BISHKEK -- The Bishkek city court has upheld a lower court's verdict that the Kyrgyz government didn't violate the rights of late activist Azimjan Askarov while he was in prison.
Askarov's wife, Khadicha Askarova who was present at the trial, said she will appeal the case to the Supreme Court.
"I intend to fight until the end," Askarova said on August 20.
On July 25, Askarov died in a Kyrgyz prison.
He had been in custody for 10 years, despite appeals from international and domestic rights organizations, the UN Human Rights Committee, the European Union, and individual governments who all pointed out violations of Askarov's rights from the time he was detained until his death.
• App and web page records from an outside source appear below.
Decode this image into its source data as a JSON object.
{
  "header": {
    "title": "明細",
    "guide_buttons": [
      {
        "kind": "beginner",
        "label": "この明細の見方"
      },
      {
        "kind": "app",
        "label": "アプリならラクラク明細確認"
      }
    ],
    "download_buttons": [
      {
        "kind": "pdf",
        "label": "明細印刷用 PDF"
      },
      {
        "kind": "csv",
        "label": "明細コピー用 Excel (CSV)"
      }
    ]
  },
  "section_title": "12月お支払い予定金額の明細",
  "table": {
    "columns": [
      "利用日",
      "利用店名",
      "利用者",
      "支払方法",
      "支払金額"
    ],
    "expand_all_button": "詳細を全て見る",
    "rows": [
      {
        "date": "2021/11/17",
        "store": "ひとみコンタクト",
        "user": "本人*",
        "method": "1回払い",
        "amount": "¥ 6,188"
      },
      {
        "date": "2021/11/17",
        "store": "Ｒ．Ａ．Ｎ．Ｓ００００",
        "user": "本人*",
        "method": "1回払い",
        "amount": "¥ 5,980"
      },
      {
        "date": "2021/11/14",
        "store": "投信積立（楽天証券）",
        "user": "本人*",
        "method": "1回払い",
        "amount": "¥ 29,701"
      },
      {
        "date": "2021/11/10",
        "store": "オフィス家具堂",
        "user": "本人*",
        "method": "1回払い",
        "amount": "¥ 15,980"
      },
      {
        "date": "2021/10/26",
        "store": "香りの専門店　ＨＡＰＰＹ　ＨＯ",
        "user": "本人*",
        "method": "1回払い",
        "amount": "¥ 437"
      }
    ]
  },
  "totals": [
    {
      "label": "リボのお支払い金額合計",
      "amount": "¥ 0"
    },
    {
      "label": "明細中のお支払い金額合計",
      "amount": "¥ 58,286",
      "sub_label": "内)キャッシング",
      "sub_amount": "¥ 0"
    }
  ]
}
A court rejected his complaints on June 12 and ruled that the government hadn't violated his rights.
Askarov and his lawyers appealed that verdict, but the activist died before the Bishkek city court began the proceedings, scheduled for August 20.
The official cause of Askarov's death was respiratory problems, but his lawyer said Askarov was exhibiting symptoms of COVID-19 before his death.
Askarov was convicted of creating a mass disturbance and involvement in the murder of a police officer during deadly ethnic clashes between local Uzbeks and Kyrgyz in the southern cities of Osh and Jalal-Abad in 2010.
Mary Lawlor, the UN special rapporteur on the situation of human rights defenders, has called Askarov's death "a stain on the human rights record" of the Kyrgyz government.